**Work instruction**
Write out the entries again. Match each one exactly.

**Records shown**
****************

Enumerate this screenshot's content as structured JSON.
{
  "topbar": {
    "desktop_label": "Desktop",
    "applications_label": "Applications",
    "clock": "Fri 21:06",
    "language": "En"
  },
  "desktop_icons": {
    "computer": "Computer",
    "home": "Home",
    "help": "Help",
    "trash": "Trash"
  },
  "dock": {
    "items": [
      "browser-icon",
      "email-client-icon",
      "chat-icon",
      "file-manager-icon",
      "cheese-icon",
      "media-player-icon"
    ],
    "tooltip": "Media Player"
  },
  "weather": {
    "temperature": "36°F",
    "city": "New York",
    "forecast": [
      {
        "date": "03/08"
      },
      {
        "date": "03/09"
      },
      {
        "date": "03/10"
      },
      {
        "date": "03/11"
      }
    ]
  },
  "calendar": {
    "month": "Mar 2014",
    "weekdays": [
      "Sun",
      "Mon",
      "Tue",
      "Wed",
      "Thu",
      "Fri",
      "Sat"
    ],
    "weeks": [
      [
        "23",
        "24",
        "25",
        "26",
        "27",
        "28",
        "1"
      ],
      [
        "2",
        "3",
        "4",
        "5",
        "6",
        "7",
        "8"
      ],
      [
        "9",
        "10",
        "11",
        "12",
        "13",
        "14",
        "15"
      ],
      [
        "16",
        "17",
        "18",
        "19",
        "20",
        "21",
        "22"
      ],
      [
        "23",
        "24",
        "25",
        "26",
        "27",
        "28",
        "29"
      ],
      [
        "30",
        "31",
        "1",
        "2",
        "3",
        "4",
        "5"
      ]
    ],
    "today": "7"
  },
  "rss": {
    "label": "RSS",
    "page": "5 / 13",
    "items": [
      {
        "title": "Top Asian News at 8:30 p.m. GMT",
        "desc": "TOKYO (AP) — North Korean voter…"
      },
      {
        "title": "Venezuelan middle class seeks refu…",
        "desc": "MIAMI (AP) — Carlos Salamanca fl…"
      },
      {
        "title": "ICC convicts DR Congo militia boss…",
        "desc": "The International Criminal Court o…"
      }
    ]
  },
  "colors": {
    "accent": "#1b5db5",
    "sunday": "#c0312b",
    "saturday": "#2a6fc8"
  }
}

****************

**Solution to this exercise**
Enumerate this screenshot's content as structured JSON.
{
  "topbar": {
    "desktop_label": "Desktop",
    "applications_label": "Applications",
    "clock": "Fri 21:06",
    "language": "En"
  },
  "desktop_icons": {
    "computer": "Computer",
    "home": "Home",
    "help": "Help",
    "trash": "Trash"
  },
  "dock": {
    "items": [
      "browser-icon",
      "email-client-icon",
      "chat-icon",
      "file-manager-icon",
      "cheese-icon",
      "media-player-icon"
    ],
    "tooltip": "Media Player"
  },
  "weather": {
    "temperature": "36°F",
    "city": "New York",
    "forecast": [
      {
        "date": "03/08"
      },
      {
        "date": "03/09"
      },
      {
        "date": "03/10"
      },
      {
        "date": "03/11"
      }
    ]
  },
  "calendar": {
    "month": "Mar 2014",
    "weekdays": [
      "Sun",
      "Mon",
      "Tue",
      "Wed",
      "Thu",
      "Fri",
      "Sat"
    ],
    "weeks": [
      [
        "23",
        "24",
        "25",
        "26",
        "27",
        "28",
        "1"
      ],
      [
        "2",
        "3",
        "4",
        "5",
        "6",
        "7",
        "8"
      ],
      [
        "9",
        "10",
        "11",
        "12",
        "13",
        "14",
        "15"
      ],
      [
        "16",
        "17",
        "18",
        "19",
        "20",
        "21",
        "22"
      ],
      [
        "23",
        "24",
        "25",
        "26",
        "27",
        "28",
        "29"
      ],
      [
        "30",
        "31",
        "1",
        "2",
        "3",
        "4",
        "5"
      ]
    ],
    "today": "7"
  },
  "rss": {
    "label": "RSS",
    "page": "5 / 13",
    "items": [
      {
        "title": "Top Asian News at 8:30 p.m. GMT",
        "desc": "TOKYO (AP) — North Korean voter…"
      },
      {
        "title": "Venezuelan middle class seeks refu…",
        "desc": "MIAMI (AP) — Carlos Salamanca fl…"
      },
      {
        "title": "ICC convicts DR Congo militia boss…",
        "desc": "The International Criminal Court o…"
      }
    ]
  },
  "colors": {
    "accent": "#1b5db5",
    "sunday": "#c0312b",
    "saturday": "#2a6fc8"
  }
}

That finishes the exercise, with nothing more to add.